Excerpts from an interface dataset:

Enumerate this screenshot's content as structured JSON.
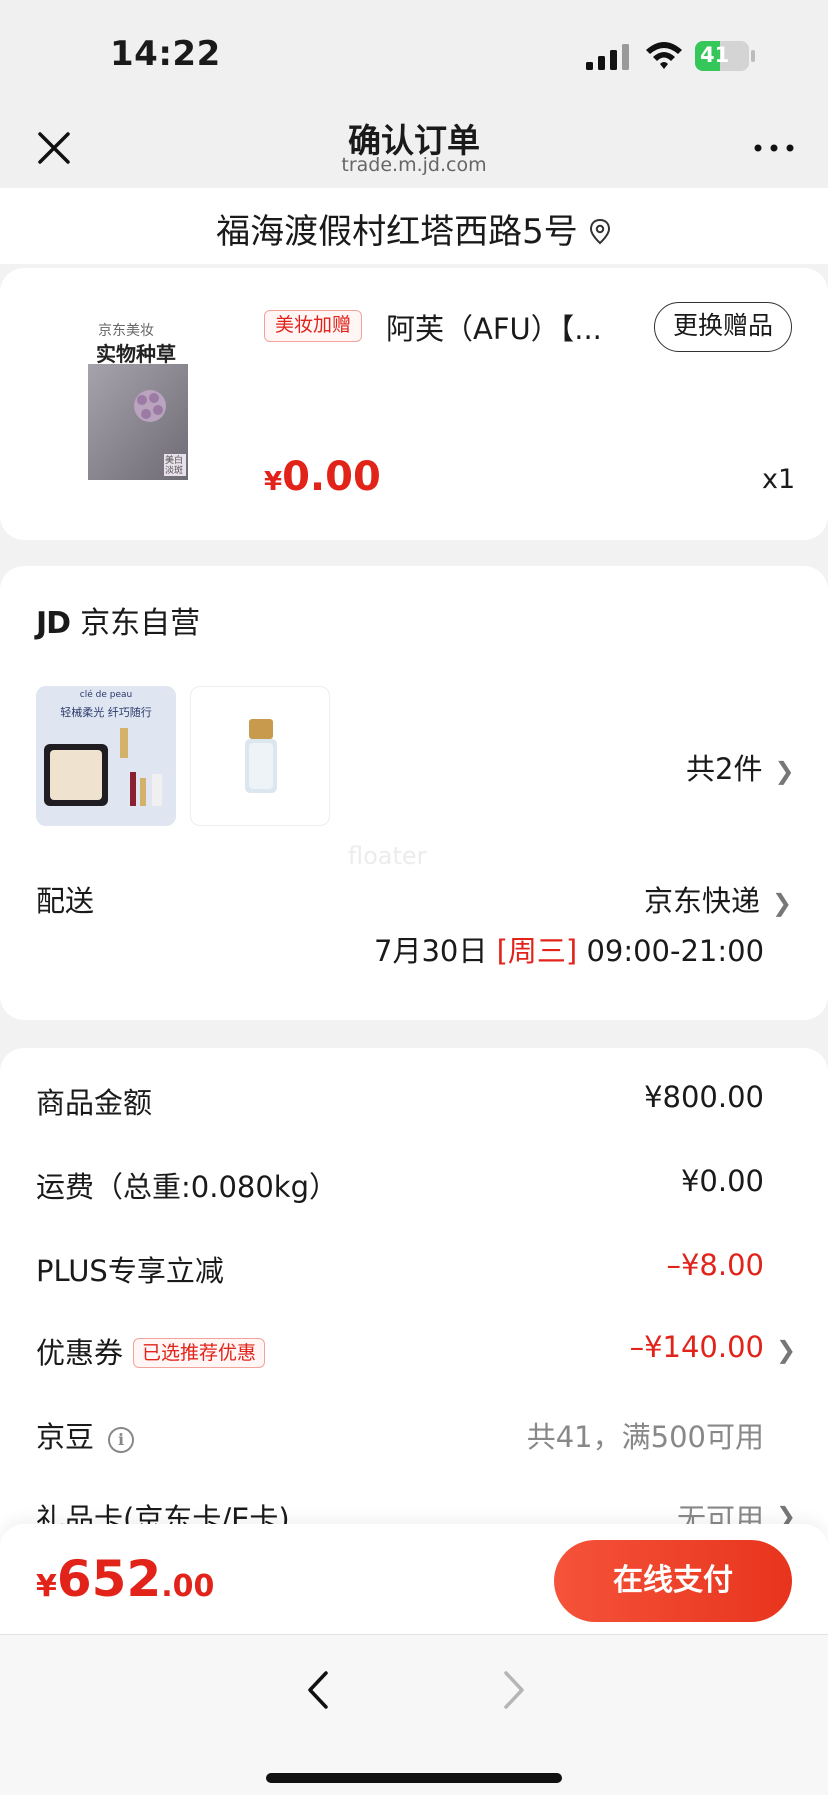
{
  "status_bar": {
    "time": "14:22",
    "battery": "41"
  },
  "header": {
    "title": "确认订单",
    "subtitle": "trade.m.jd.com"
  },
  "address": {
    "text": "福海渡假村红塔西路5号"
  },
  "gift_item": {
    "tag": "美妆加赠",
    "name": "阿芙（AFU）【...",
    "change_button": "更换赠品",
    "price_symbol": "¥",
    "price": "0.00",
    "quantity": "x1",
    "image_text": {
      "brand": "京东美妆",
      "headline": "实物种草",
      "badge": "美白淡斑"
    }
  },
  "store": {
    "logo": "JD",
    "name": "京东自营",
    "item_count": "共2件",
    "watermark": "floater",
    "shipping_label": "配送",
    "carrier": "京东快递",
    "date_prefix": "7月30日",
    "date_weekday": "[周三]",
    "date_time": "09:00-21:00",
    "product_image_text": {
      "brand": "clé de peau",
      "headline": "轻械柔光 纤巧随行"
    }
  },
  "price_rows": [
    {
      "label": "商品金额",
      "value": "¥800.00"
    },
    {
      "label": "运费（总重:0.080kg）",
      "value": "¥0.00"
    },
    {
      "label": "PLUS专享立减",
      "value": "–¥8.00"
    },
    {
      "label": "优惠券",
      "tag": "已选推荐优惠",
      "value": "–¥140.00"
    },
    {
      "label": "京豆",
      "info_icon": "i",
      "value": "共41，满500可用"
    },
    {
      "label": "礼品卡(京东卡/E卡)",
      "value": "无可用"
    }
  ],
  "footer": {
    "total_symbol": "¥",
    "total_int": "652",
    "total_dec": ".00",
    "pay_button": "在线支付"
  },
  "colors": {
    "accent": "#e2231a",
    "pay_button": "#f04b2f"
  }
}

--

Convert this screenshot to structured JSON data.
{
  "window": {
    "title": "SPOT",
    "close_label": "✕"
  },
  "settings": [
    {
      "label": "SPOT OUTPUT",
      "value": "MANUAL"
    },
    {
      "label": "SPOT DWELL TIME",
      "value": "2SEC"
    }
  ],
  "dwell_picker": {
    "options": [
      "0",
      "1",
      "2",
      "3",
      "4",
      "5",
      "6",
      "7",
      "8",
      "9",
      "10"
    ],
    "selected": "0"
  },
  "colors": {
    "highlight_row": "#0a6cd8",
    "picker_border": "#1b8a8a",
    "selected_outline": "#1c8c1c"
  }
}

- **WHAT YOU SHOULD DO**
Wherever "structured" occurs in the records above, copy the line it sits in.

- **REPLY**
Enumerate this screenshot's content as structured JSON.
Convert this screenshot to structured JSON data.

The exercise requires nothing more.